The collaboration has been intensified with TermCoord and we have had several interesting contributions related to IATE at the Summits. One aim is to provide something useful for all the translators and terminologists, especially within the EU. And considering that IATE is still the biggest European terminological resource, we try to find opportunities to inform people about it and its development. I have also had the opportunity to give seminars and courses at the EU institutions and I especially remember my “Red and Green seminar” devoted to IATE, where all the participants got voting cards, which they used to answer questions related to IATE.
9. Every year, EAFT grants an award for the Best Thesis on Terminology. Can you tell us more about this initiative and how it is helping to spread terminology awareness?
There are two International Terminology Awards (ITAs): the International Award for Distinguished Achievement in Terminology (MA level) and the International Award for Outstanding Achievement in Terminology Research and Development (PhD level). These awards are given to researchers in line with the mission of EAFT, which is: “the promotion of and support for research in terminology and related issues; contributions to the education and training of people working with terminology in all capacities, and the formal recognition of academic and vocational terminological training courses at the European and national levels.”
10. From 14th to 15th November 2016, EAFT (in collaboration with TermCoord), organised the VIII European Terminology Summit ‘Visions and Revisions’ in Luxembourg. Can you tell us how successful you think the event was and what were the results that came from the summit?
Overall, I think the idea of self-reflection and looking backwards and forwards was a good choice. Collaborating with TermCoord at the very heart of Europe made the event stronger and when I think about it, I feel proud and happy. There were many interesting contributions and the mood was positive – especially during a conference dinner where everyone squeezed into a little Greek restaurant. We also realized that the Brussels Declaration is still valid. I constantly think about the Summit’s structure, and how it can be developed and given a new twist, and I think the introduction of a laid-back discussion with the previous Presidents was a fun idea in 2016 – as was the PechaKucha-session we did in 2014. The Summit shows the extent of EAFT and terminology, and everything that can be achieved with relatively little means, and a lot of hard work by dedicated people. For one Summit, we did a yoyo which shows that you also need a sense of humour!

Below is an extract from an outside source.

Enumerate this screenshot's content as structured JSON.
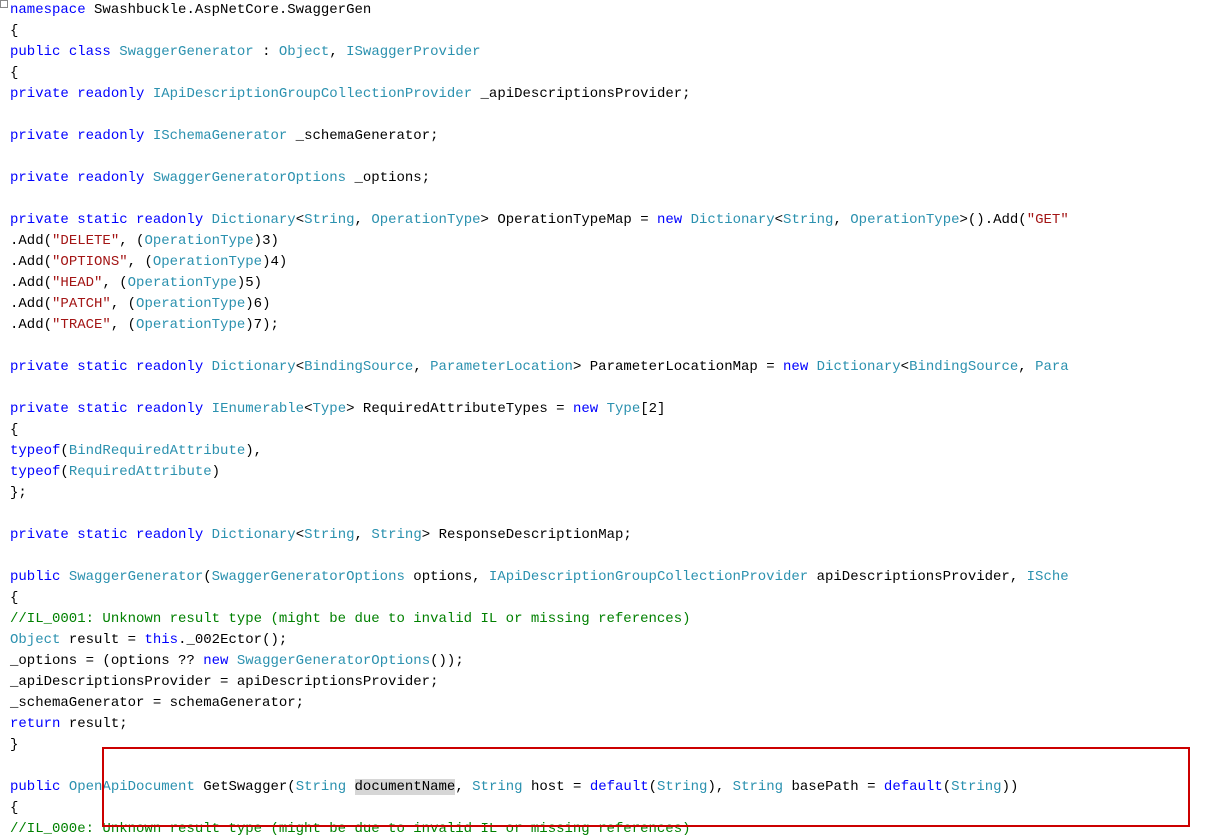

Interviewer: Anna Wawrzonkowska
Former trainee at TermCoord, DG TRAD at the European Parliament
Italian and Linguistics at the University of Oxford, Oriel College
This post originally appeared on Termcoord